promising to teach couples how to put zing back into the marital bedroom indicates that marriage is not always an unend­ing string of sexual encounters.

Although many marriages start out high on passion, these feelings slowly dissipate over time (Starling, 1999). Laumann and colleagues (1994) found that 40% of married people have sexual intercourse two or more times a week, whereas 50% engage in it a few times each month. No matter how often couples had sex, most reported a decline over time—only 6% reported an increase in sexual frequency over time. More than a third reported that they made love less than 60% as often as they did in the first year of marriage.

When one partner is unhappy with the amount of sex in a relationship there can be trouble (Deveny, 2003). The reason it decreases in long-term relationships has less to do with getting bored with one’s partner than it has to do with the pressures of children, jobs, commuting, housework, and finances. However, even with these life changes, after

Подпись: ReviewQuestion Explain how children may affect ^relationship quality. Подпись:Text not available due to copyright restrictions

Подпись: The most frequently kept secret between husbands and wives involves money. Almost half of all spouses say that they've hidden specifics on the real price of something they had bought (Lague, 2001). Подпись:Подпись:10 years or more of marriage only 15% of married couples have sex less than once a month, and 63% report having sex once a week or more (Heiman & LoPiccolo, 1992). Another study found that 40% of married women have sex once every few weeks; 22% have it once a week or so; and 34% have it two to three times a week (J. Carroll, 2002).

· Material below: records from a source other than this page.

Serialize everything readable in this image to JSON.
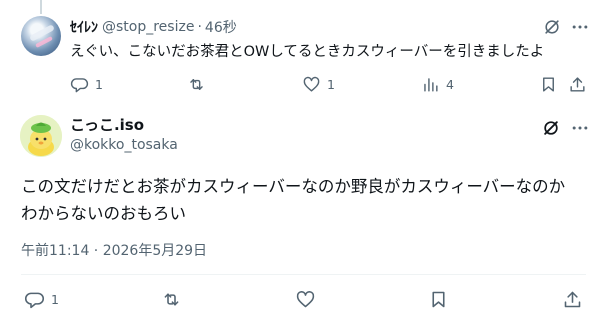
{
  "reply": {
    "display_name": "ｾｲﾚﾝ",
    "handle": "@stop_resize",
    "separator": "·",
    "time": "46秒",
    "text": "えぐい、こないだお茶君とOWしてるときカスウィーバーを引きましたよ",
    "reply_count": "1",
    "retweet_count": "",
    "like_count": "1",
    "view_count": "4"
  },
  "main": {
    "display_name": "こっこ.iso",
    "handle": "@kokko_tosaka",
    "text_line1": "この文だけだとお茶がカスウィーバーなのか野良がカスウィーバーなのか",
    "text_line2": "わからないのおもろい",
    "timestamp": "午前11:14 · 2026年5月29日",
    "reply_count": "1"
  },
  "icons": {
    "grok": "grok-icon",
    "more": "more-icon",
    "reply": "reply-icon",
    "retweet": "retweet-icon",
    "like": "like-icon",
    "views": "views-icon",
    "bookmark": "bookmark-icon",
    "share": "share-icon"
  },
  "colors": {
    "text": "#0f1419",
    "secondary": "#536471",
    "divider": "#eff3f4",
    "thread_line": "#cfd9de"
  }
}
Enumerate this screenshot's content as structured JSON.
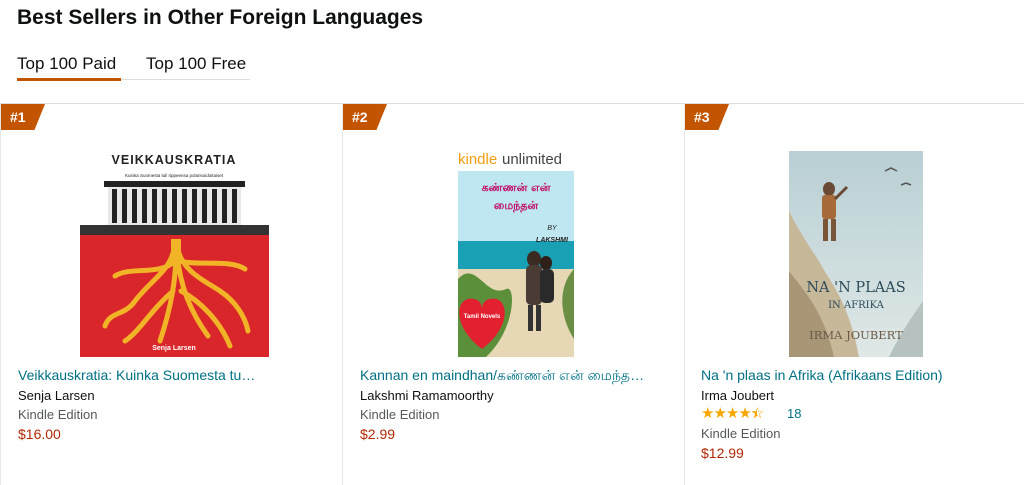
{
  "page": {
    "title": "Best Sellers in Other Foreign Languages"
  },
  "tabs": [
    {
      "label": "Top 100 Paid"
    },
    {
      "label": "Top 100 Free"
    }
  ],
  "items": [
    {
      "rank": "#1",
      "cover": {
        "heading": "VEIKKAUSKRATIA",
        "subtitle": "Kuinka Suomesta tuli rippeensa polarisoidoitaiset",
        "author": "Senja Larsen"
      },
      "title": "Veikkauskratia: Kuinka Suomesta tuli…",
      "author": "Senja Larsen",
      "format": "Kindle Edition",
      "price": "$16.00"
    },
    {
      "rank": "#2",
      "cover": {
        "badge_kindle": "kindle",
        "badge_unlimited": "unlimited",
        "title_line1": "கண்ணன் என்",
        "title_line2": "மைந்தன்",
        "by": "BY",
        "author": "LAKSHMI",
        "heart_label": "Tamil Novels"
      },
      "title": "Kannan en maindhan/கண்ணன் என் மைந்தன்…",
      "author": "Lakshmi Ramamoorthy",
      "format": "Kindle Edition",
      "price": "$2.99"
    },
    {
      "rank": "#3",
      "cover": {
        "title_line1": "NA 'N PLAAS",
        "title_line2": "IN AFRIKA",
        "author": "IRMA JOUBERT"
      },
      "title": "Na 'n plaas in Afrika (Afrikaans Edition)",
      "author": "Irma Joubert",
      "rating": 4.5,
      "rating_count": "18",
      "format": "Kindle Edition",
      "price": "$12.99"
    }
  ]
}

The frequency of sexual activity and satisfaction with a couple’s sex life have been found to be positively correlated (Blumstein & Schwartz, 1983); that is, the more fre­quent the sexual behavior, the greater the sexual satisfaction. However, it is not known whether increased sexual frequency causes more satisfaction, or whether increased mar­ital satisfaction causes increased sexual behavior. Some couples feel that decreasing fre­quency of sexual behavior is a positive change:

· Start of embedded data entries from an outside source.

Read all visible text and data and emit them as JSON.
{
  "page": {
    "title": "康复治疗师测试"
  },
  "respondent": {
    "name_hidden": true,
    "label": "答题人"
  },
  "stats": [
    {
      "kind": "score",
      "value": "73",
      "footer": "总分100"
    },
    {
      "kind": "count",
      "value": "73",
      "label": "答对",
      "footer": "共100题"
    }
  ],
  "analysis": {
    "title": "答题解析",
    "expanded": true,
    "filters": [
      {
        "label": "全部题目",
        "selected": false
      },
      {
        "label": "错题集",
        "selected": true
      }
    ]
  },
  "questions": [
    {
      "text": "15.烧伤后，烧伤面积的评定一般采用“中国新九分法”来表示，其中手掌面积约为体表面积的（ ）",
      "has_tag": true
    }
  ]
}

Maybe it’s not a necessity anymore. We have other ways of expressing our feelings, and intercourse is one of the ways. When we first got married we thought it was the only way, and now we realize it is not. And the quality of our sex life has improved. Now it gives us so much satisfaction, it’s not really necessary that we have it every single night. (Greenblat, 1989, p. 187 )

Ellen Frank and Carol Anderson (1989) studied 100 couples and found that sexual­ity changes as one moves through different stages of marriage. During the early years, about the first 5 years, sex is more frequent and generally satisfying, with both partners feeling that they can satisfy the other. During the next 15 or so years, the middle stage, other aspects of life take precedence over sex, and the couple may experience difficulty in maintaining sexual interest in each other. In this stage, the couple begins to report more sexual dissatisfaction, with husbands troubled by an increasing interest in other women and wives troubled by a decreasing interest in sex itself. In the later years, 20 or more, sex gets more difficult as frequency and potency decline; still, men report being generally satisfied with their sex lives. Women, on the other hand, report being much less satisfied, saying they feel a sense of resignation that their sex lives are not exciting to them anymore.

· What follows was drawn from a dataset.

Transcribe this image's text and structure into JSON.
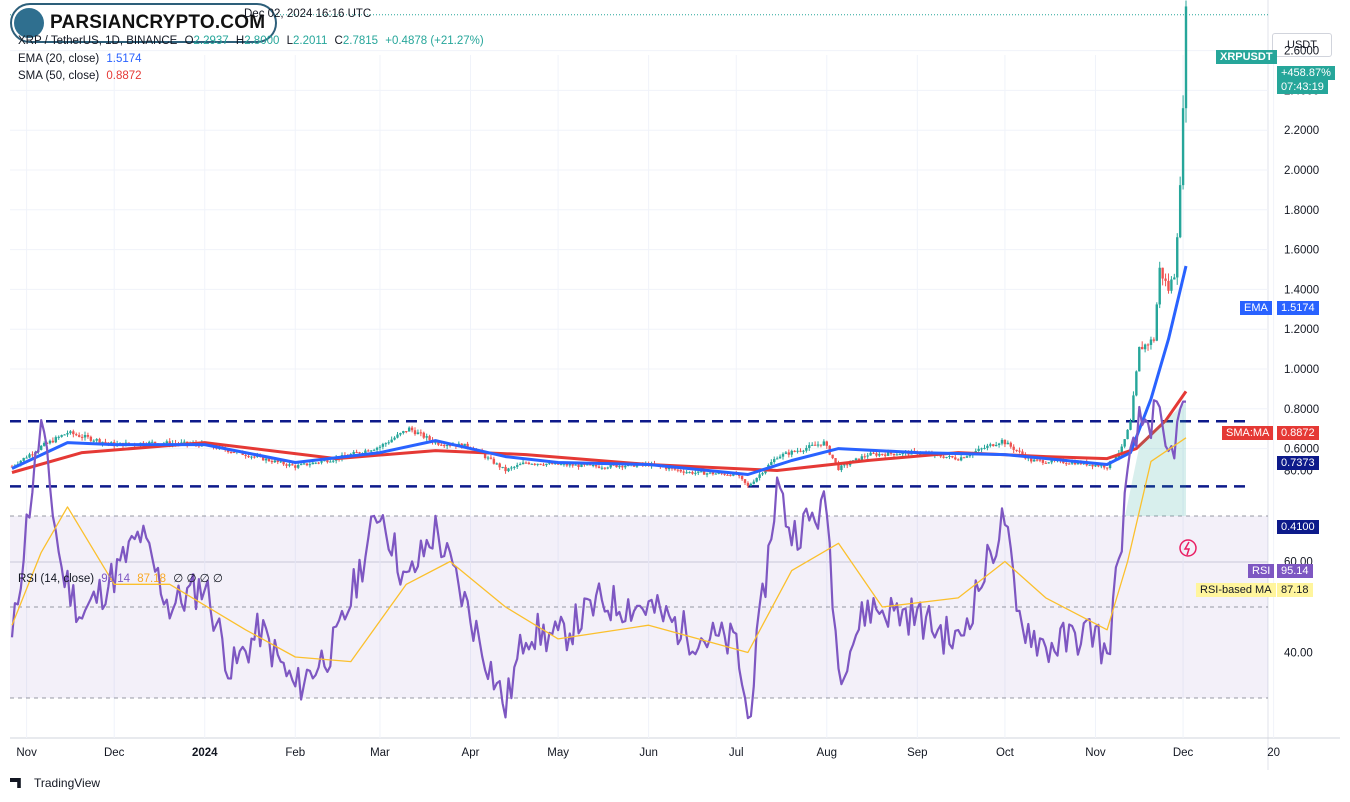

Frequency and type of marital sex have been found to differ by social class (R. Collins, 1988). The upper classes tend to have marital sex more frequently, use more sex­ual positions, and practice more oral sex and other varieties of sexual contact. This may be because of more leisure time, because of more space and privacy, or perhaps because lower classes tend to have more traditional gender roles. Still, class differences in mari­tal sexuality have been decreasing in recent years.

Some marriages are asexual relationships, which means the partners do not engage in sexual behavior (we discussed a slightly different definition of asexuality in Chapter 3, which dealt with the concept of having no assigned gender). This is usually a mutual decision, and it may be because the partners do not have sexual desire for each other anymore.

Finally, masturbation is often taboo in marital relationships. The myth is that if a married man masturbates, his wife cannot be satisfying him sexually. However, this is not true. Forty-four percent of American husbands masturbate weekly or more often, whereas only 16% of wives do (Janus & Janus, 1993). Michael and colleagues (1994, p. 165) found that masturbation is often stimulated by other sexual behavior—“[T]he more sex you have of any kind, the more you may think about sex and the more you may mas­turbate.” (We will discuss masturbation more in Chapter 10.)